(RECORDS FOR THIS TASK Opens)

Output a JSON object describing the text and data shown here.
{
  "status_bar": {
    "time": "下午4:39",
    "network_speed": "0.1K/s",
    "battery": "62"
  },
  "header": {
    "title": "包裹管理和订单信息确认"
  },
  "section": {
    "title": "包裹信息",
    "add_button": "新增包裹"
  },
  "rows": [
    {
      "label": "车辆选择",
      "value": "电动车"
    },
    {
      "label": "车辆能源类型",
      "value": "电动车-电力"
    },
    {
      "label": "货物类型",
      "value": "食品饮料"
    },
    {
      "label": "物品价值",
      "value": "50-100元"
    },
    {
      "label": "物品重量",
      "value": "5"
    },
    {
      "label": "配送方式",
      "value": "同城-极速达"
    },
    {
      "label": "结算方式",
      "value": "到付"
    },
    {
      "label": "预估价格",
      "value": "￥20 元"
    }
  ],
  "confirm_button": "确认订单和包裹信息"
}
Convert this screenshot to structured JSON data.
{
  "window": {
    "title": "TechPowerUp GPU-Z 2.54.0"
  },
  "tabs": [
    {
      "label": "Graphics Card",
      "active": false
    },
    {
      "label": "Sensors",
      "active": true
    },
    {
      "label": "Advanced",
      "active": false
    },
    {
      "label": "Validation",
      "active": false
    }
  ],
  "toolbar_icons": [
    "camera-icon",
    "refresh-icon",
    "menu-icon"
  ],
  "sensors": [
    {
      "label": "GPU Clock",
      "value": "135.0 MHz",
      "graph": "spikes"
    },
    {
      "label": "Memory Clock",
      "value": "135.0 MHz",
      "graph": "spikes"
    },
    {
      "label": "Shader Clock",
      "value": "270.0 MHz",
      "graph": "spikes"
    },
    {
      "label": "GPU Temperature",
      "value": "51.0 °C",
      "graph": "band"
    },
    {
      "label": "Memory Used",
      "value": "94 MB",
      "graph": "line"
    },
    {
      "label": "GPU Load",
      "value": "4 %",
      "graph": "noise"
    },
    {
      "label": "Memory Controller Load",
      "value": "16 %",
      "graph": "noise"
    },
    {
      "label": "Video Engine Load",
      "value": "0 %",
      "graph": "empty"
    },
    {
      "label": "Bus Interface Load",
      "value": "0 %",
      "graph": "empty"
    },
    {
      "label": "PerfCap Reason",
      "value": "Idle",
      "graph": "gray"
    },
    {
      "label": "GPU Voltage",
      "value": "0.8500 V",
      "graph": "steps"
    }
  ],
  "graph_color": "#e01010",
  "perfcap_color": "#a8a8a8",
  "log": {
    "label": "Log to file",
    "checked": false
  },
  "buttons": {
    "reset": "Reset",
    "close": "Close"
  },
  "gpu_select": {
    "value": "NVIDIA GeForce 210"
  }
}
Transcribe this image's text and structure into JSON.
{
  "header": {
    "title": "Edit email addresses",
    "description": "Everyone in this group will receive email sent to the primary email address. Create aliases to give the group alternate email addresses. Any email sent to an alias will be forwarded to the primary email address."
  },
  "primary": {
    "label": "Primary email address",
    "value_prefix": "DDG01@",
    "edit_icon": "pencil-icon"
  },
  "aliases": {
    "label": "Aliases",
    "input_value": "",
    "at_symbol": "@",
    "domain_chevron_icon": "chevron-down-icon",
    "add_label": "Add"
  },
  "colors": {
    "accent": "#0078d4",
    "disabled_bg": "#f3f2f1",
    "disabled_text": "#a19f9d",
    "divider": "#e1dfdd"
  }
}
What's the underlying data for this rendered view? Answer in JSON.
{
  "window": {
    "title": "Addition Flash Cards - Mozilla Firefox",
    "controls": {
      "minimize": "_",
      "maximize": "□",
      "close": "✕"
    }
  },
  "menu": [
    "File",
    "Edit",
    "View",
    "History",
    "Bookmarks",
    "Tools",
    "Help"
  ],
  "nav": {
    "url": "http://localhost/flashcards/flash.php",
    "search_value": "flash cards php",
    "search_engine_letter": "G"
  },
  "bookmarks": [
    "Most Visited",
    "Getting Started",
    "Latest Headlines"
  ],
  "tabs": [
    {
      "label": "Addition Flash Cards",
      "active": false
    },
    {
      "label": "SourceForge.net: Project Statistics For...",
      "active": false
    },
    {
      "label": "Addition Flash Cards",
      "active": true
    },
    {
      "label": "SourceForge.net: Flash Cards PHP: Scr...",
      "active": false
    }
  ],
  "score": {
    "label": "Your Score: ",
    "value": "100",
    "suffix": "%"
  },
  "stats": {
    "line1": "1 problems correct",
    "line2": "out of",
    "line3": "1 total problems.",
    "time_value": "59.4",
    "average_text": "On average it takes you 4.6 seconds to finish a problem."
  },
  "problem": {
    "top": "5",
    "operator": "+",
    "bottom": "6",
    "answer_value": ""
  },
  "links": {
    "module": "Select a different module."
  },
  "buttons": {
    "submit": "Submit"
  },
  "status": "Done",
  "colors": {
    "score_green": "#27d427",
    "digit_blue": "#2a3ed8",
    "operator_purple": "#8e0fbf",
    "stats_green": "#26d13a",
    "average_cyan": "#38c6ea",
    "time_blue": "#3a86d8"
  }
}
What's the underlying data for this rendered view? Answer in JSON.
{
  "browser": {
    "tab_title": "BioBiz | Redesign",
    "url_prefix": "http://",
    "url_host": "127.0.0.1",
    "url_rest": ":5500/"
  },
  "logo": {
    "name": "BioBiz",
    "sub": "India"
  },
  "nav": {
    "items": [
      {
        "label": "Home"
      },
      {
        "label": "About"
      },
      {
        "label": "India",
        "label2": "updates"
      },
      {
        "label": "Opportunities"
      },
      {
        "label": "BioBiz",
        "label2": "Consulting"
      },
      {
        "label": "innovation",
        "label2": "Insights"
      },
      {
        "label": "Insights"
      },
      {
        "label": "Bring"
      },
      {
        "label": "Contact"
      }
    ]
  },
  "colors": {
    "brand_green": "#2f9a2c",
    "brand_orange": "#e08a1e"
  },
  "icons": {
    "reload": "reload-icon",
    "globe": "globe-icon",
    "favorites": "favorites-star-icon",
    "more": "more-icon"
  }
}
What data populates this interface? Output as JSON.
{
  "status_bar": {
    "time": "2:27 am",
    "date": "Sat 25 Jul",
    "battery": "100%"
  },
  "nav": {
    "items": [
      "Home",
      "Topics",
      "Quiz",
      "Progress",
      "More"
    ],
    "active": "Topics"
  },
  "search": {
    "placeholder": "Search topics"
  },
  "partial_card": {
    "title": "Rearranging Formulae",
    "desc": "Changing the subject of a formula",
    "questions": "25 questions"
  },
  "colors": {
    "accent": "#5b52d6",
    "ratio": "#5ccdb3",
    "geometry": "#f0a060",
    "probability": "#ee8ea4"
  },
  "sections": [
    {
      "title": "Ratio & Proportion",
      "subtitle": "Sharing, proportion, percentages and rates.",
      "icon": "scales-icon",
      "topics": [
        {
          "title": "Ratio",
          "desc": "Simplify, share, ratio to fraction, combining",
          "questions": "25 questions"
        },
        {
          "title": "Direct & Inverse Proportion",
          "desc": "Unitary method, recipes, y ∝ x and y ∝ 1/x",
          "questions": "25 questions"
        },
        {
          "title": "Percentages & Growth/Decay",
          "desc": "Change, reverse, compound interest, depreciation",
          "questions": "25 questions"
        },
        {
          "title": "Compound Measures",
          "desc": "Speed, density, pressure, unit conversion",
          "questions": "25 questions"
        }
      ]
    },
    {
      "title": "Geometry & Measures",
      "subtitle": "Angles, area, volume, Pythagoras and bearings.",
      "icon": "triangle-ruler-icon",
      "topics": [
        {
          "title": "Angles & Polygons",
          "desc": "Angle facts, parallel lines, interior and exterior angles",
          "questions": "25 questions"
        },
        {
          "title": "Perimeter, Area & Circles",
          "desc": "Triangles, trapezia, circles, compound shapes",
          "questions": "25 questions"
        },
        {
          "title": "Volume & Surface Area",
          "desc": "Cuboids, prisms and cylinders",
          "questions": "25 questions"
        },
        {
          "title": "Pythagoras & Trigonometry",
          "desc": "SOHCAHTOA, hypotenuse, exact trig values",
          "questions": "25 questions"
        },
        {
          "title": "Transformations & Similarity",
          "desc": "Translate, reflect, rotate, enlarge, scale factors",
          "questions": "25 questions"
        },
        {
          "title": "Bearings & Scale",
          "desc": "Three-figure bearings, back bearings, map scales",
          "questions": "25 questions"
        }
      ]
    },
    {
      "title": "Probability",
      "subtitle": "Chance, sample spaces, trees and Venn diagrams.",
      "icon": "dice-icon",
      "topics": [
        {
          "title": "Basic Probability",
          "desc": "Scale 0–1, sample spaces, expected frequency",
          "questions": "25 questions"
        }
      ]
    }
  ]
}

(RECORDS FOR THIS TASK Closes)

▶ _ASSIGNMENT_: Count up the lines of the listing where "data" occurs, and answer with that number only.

▶ _WRITTEN ANSWER_: 5